The Giants are playing with house money. In August, no one thought Big Blue would still be alive midway through January. You didn’t, and neither did I. Since then, Giants fans learned who Victor Cruz is, the Giants proved you can lose four straight in the second half of the season and still control your own destiny, and Eli Manning may have finally tattooed his name into the “elite quarterback” category – a fraternity I thought he pledged his way into three years ago.

The “may have” in that previous sentence is tentative to change. If the Giants win it all in the 2011 season, you can remove it altogether. That four star gold “C” means he’s the man in charge.

It’s not how good of a team you are, but how good you are for the 60 minutes on the field.

The Giants are not a better team than the Packers. If the two teams played ten times, I think Green Bay would win seven. However, in a blessing in disguise, the Giants got injured at the right time. Osi Umenyiora’s perfectly timed injury got him back just in time for a tune up game in week 17. The whole Giants team seemed to come back just as the regular season was ending as well.

In my previous post I had zero trust in my team to make any noise this postseason. Just over a month ago I watched a struggling football team look weak in the secondary, uphill on the ground, and a clueless on special teams.

Then finally and out of nowhere, the one constant – Peyton’s younger brother, finally finds his team. The defense (and especially the secondary) picked up, the running game reappeared, and Eli’s wide-receivers think they’re some of the best in the league. The Giants still have no special teams unit… but I can live without that, so long as you play solid on offense and defense.

And who’s been on and off the hot seat more than Tom Coughlin? He pushes the New York Giants’ fans and front office to the brink. In 2007 the Giants started 0-2, and were down 17-3 at the half to the Washington Redskins in week 3. I’m convinced if the Giants lost that game Coughlin was gone. I’m also convinced if Coughlin didn’t win week 17 against the Dallas Cowboys he was gone. Somehow he finds a way to rally his troops just in time. My previous post talked about how Coughlin would be gone by the end of January – I’m still not 100% sure he’s safe, but it looks that way.

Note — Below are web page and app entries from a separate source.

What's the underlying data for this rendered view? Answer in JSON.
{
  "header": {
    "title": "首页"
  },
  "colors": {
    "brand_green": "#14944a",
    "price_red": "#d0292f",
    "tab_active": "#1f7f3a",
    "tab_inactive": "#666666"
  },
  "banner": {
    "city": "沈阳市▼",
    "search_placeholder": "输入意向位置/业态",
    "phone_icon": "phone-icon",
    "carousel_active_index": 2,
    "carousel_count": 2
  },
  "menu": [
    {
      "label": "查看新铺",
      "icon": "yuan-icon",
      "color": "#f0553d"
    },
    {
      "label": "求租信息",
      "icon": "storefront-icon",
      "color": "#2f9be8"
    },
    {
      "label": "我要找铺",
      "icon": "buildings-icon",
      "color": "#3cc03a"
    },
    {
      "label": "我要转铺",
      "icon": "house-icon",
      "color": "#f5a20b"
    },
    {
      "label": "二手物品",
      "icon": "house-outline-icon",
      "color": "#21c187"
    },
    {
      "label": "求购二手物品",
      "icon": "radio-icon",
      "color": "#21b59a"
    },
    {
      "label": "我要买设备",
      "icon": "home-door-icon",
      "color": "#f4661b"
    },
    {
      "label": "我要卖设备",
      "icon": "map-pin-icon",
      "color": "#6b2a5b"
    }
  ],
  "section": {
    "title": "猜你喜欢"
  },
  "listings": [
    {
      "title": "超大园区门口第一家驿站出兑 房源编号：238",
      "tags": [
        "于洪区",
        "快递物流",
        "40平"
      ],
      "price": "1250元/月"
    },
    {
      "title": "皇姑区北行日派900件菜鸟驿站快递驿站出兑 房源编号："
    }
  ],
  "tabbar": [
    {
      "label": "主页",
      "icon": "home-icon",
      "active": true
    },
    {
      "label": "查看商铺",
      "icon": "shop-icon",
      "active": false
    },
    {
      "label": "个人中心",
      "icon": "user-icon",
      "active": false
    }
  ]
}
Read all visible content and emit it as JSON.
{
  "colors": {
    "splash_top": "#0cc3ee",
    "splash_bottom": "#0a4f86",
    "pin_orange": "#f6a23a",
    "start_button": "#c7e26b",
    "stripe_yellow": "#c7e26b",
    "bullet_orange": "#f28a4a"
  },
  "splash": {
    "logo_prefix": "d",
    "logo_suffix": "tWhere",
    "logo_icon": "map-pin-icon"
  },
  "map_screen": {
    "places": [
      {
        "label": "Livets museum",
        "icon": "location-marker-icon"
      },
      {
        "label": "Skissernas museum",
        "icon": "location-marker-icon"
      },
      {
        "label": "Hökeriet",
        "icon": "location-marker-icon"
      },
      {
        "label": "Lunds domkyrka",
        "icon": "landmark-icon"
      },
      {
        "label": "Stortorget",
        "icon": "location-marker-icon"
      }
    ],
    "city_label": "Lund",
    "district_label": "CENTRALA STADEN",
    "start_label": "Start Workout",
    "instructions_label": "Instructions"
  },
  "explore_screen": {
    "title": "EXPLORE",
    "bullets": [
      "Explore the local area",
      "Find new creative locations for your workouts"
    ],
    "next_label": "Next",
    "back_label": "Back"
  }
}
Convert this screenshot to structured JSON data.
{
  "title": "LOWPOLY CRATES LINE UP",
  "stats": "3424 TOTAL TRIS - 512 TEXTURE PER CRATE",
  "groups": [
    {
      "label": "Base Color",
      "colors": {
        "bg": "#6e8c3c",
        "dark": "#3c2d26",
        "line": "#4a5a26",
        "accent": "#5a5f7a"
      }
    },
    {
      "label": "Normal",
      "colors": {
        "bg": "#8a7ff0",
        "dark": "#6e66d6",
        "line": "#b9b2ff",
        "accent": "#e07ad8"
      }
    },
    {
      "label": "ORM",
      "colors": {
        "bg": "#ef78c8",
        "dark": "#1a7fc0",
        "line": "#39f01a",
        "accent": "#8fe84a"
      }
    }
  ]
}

Now the Giants play the 49ers, a team they showed they can beat back in week 10. They held a one point lead going into the fourth quarter. Granted, they now face the tall task of beating Alex Smith and Co. in SanFran, but again, it’s not how good of a team you are, but how good you are at the right time. That’s why the Giants won the Super Bowl in 2007 and why the 1980 Olympic Hockey team won gold.

Eli has been here before. He’s a quarterback entering the prime of his career, yet with Super Bowl experience under his belt. Will the Giants again hold up their Road Warrior mantra? Will Alex Smith lead the New York Knicks of football to a championship game (a team that’s usually so good but out of nowhere becomes terrible for ten years)?

Who knows… in five years, you may refer to Peyton as Eli’s older brother.